The source/history of the approach
The history of the animation is longer than the history of filmography. Before cinema, animated stories were made by shuffling drawings one after another and projecting them to the wall.
The word “animation” means liveliness. By photographing successive drawings or positions of LEGO blocks or clay models (as in stop-motion animation), you create an illusion of movement when pictures are shown as a sequence.
In the digital era, you can connect successive pictures using software or on your mobile phone in order to create animation. Animation brings stories to life. With animation, you can explain processes, products, services and ideas or create fictive stories. Animation is linear method of story-telling. You have to watch it from the beginning to the end. This means it is a slower medium than illustration. You can make your narrative livelier by adding sound effects and voice-over.
The aims of the methodology
Animated stories are an effective way of storytelling, more captivating for an audience than static visualisations. Use it in order to get your message across in a way you want it. From a Youth Work point of view, animation can be helpful in explaining processes and services and can also be used for promotional purposes.
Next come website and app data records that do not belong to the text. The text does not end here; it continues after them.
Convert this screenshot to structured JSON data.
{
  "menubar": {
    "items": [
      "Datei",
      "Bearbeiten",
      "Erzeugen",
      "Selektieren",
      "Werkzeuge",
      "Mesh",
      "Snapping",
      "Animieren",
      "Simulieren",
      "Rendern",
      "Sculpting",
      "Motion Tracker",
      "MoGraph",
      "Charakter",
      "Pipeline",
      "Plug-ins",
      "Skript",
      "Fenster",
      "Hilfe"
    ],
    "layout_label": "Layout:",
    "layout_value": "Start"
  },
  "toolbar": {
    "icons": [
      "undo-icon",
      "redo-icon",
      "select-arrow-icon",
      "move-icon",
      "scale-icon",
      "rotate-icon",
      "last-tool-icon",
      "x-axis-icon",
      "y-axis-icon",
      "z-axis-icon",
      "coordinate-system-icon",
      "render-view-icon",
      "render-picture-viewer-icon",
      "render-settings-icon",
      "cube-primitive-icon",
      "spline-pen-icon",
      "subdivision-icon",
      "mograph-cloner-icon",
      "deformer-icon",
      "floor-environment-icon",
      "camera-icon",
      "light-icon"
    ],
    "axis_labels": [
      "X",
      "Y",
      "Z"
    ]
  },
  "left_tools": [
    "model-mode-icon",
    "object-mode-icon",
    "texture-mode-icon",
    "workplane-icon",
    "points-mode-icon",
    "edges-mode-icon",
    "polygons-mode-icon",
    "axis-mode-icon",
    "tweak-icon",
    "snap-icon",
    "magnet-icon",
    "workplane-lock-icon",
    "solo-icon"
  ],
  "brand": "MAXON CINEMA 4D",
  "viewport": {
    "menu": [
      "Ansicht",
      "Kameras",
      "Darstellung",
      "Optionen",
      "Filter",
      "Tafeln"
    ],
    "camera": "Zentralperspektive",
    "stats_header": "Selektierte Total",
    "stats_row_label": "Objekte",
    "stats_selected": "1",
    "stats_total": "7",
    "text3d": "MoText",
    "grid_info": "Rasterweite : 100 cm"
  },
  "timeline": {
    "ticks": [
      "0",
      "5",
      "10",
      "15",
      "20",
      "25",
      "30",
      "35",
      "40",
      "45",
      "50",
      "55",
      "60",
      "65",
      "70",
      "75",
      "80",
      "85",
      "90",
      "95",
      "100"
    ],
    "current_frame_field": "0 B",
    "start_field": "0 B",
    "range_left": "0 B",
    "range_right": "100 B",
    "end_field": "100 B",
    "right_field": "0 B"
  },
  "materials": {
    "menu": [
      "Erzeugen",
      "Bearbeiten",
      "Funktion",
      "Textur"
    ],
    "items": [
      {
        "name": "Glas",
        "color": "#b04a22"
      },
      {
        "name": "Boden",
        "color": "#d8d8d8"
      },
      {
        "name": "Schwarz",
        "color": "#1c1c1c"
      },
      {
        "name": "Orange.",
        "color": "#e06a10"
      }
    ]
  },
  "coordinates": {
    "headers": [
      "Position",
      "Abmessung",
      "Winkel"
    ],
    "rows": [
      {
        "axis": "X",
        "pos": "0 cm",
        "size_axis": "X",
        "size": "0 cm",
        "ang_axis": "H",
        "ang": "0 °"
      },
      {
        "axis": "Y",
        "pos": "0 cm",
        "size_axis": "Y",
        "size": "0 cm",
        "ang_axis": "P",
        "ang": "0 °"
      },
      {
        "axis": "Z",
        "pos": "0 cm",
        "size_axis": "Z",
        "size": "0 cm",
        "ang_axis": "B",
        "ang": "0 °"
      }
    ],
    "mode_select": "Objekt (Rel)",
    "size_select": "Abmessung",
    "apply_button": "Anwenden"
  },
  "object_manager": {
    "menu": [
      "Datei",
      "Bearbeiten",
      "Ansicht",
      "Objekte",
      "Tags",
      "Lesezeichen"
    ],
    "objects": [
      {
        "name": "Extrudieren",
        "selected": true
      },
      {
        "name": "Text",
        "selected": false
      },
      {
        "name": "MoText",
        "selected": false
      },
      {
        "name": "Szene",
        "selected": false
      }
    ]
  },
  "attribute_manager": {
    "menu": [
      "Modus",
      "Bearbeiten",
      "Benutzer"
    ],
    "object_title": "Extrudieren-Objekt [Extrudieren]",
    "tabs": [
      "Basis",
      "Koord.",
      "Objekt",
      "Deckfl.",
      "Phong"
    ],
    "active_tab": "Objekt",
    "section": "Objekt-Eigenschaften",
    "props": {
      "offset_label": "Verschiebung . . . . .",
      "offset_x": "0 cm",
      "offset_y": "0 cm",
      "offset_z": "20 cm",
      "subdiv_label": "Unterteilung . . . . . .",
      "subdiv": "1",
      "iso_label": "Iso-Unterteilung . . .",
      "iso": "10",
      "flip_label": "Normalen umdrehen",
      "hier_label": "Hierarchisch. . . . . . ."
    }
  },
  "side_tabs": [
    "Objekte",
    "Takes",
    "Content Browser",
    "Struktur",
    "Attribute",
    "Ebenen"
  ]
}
The structure of the methodology
Bring stories to life.
- Manuscripting the idea (creation of the storyline, text and visual storyboard)
- Designing visual characters, objects and scenes
- Recording the audio/voice over
- Animation – sequencing the movement according to the manuscript
- Sound Effect timing
- Evaluation and editing of the animation
- Distribution through selected channels
Possible combinations with other methodologies
Animation workshops can be combined with the following methodologies and methods:
- Stop Motion Animation
- Manuscripting, screenwriting
- Visualisation, Live visual notes, Infographics
- Digital storytelling: one minute movie (editing and framing)
Animation is closely connected to visual storytelling, one minute movie practices and visualization. These methods employ some of the same tools.
The possible benefits of applying it to the field of Youth Work
As visualisations, animations are useful when you want to create capturing and engaging content. People pay more attention to visual stories and their message is understood better than just textual presentation. Manuscripting the storyline also helps you to conceptualise your story and learn how to present it in more understandable way.
- Explaining processes and services for the stakeholders, decision makers, funders and clients
- Promotional material for social media use
- Animation workshops for young people
Aspects to take into consideration when using this approach in youth work
Examples of the methodology being applied in youth work, in different contexts